Sharing experiences like that, and getting shot at as they were the last time I rode with them – a few bursts of AK-47 fire from a white station wagon that missed – tends to forge a strong bond.

They like guard duty, and are still unhappy about early coverage of Operation Iraqi Freedom that suggested troops were concerned about “hillbilly armor” bolted onto their vehicles. “My platoon was ready to go,” Gray told me. “I think some of those guys (reporters) just talked to people who never go out of the wire (leave the comparative safety of base.) We were ready to go.”

“Roger that.”

They talked about the note that came with the bomb as Sharp swerved around trash, possibly booby-trapped, in the road. They felt for the business owner. His world was getting turned upside down (In fact, he decamped, leaving the keys to his publicity operation, which did – and perhaps still does – business with the local government.) The insurgents were threatening to kill him.

“And the Americans are going to kill you if they see you putting it (the bomb) out,” said Gray. “Here’s the kicker. The Americans are not going to be there every day afterwards.

“We got friendlies approaching on the left.” Vance cranked his turret, keeping sector.

“We got friendlies on the right.”

“Roger that.”

They hooked up with a U.S. Marine unit and pulled up to the site, which presented a lot of potential problems. The bomb was in a building. A lush hedge in the median of the street provided about a zillion places to hide bombs. Tall buildings and narrow streets offered snipers a place to hide. Kids played in rubble nearby. And half a block away was a busy four-way intersection, only partly blocked.
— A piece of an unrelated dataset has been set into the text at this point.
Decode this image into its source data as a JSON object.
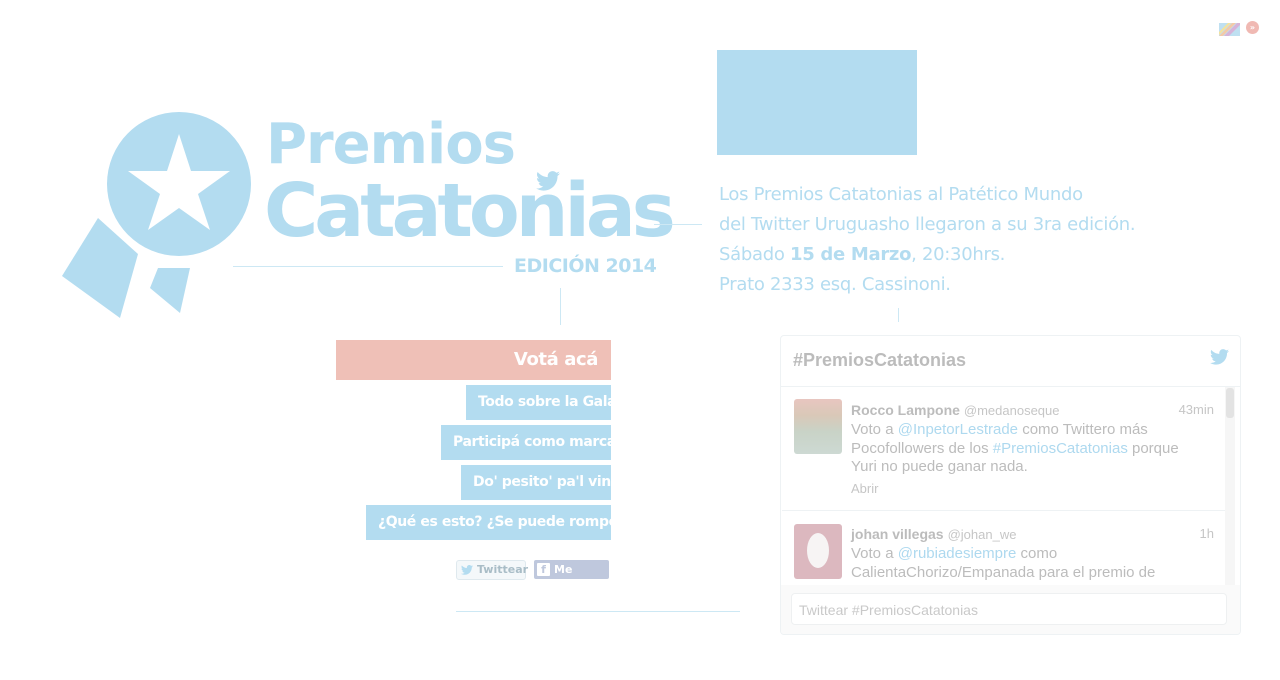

Cars streamed through it. An unsmiling Iraqi machine gunner kept his eyes on the traffic.

The 113th took up positions, eyes and guns pointed outward.

“Hey, guys!” said Shatto. “Stay up against the wall in case there is a drive-by.”

Two Iraqi men talked rapidly to the interpreter working with the local Iraqi Army unit. They sketched a map showing where in the office the bomb had been placed. The bomb truck dispatched its robot.

Doorways were crowded with onlookers. One asked if he could move his car before they detonated the bomb. Through an interpreter, Shatto told him he would be able to move the car if it came to that. A boy of about 10 waved at the soldiers. A man next to him flashed a thumbs up.

Marine Maj. Frank Shelton, of Greenville, S.C., was happy to see a reporter along with the 113th. He’s got quite a story to tell. He and seven Marines have been living at Forward Operating Base Fortitude, a few blocks away, for six months. “I’ve got an Iraqi battalion,” he said. “Twenty thousand voted here (in Iraq’s historic first election in January.) These people like us. People here like the Iraqi army.

“We have won the insurgency here. I’ll make that claim,” Shelton said. “We have not been attacked in six months.” Shelton figures he might be the only outfit in Mosul, a city of something like two million people, able to make night patrols. Elsewhere in the city, the streets are empty at night.

Shelton carries a photo of one of the officer’s daughters on his shoulder with his identification. “He’s my best friend,” he said.

Disposing of the bomb turned out to be uncomplicated. The radio-controlled robot went in and pulled it apart. A few minutes later a bomb crew guy walked out carrying a wafer of plastic explosive and a grenade.

Men crowded into a doorway waved and cheered, posed for a photo as the 113th pulled out.

Another day, another bomb run.

Said Gray to driver Sharp: “Dude, drop me off at the TOC (Tactical Operations Center) before you get fuel.

“I got about 20 minutes to type up this report before the meeting.”

Editor’s note: W.S. Wilson is embedded with the Indiana National Guard’s 113th Combat Engineering Battalion, based out of northern Indiana and now deployed near Mosul, Iraq. Most of the 113th’s soldiers are from northern Indiana.

To contact Wilson: wsw@rochsent.com.

Published June 7, 2005